--- Source material ---
########

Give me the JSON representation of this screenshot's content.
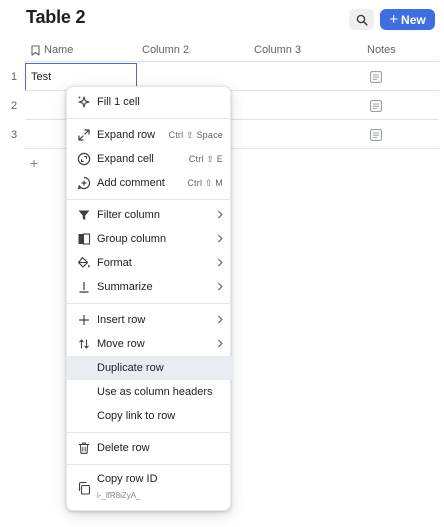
{
  "page": {
    "title": "Table 2"
  },
  "toolbar": {
    "new_label": "New"
  },
  "table": {
    "headers": [
      "Name",
      "Column 2",
      "Column 3",
      "Notes"
    ],
    "rows": [
      {
        "num": "1",
        "name": "Test"
      },
      {
        "num": "2",
        "name": ""
      },
      {
        "num": "3",
        "name": ""
      }
    ],
    "add_row": "+"
  },
  "menu": {
    "fill": "Fill 1 cell",
    "expand_row": {
      "label": "Expand row",
      "shortcut": "Ctrl ⇧ Space"
    },
    "expand_cell": {
      "label": "Expand cell",
      "shortcut": "Ctrl ⇧ E"
    },
    "add_comment": {
      "label": "Add comment",
      "shortcut": "Ctrl ⇧ M"
    },
    "filter_column": "Filter column",
    "group_column": "Group column",
    "format": "Format",
    "summarize": "Summarize",
    "insert_row": "Insert row",
    "move_row": "Move row",
    "duplicate_row": "Duplicate row",
    "use_as_headers": "Use as column headers",
    "copy_link": "Copy link to row",
    "delete_row": "Delete row",
    "copy_row_id": "Copy row ID",
    "row_id": "i-_lfR8iZyA_"
  }
}
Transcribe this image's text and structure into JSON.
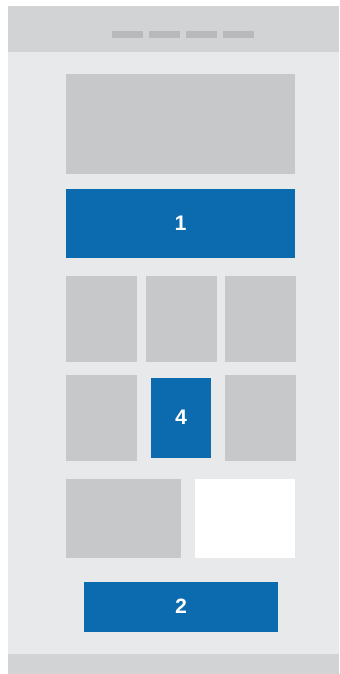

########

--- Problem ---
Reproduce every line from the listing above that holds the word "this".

--- Your solution ---
Give me the JSON representation of this screenshot's content.
Transcribe this image's text and structure into JSON.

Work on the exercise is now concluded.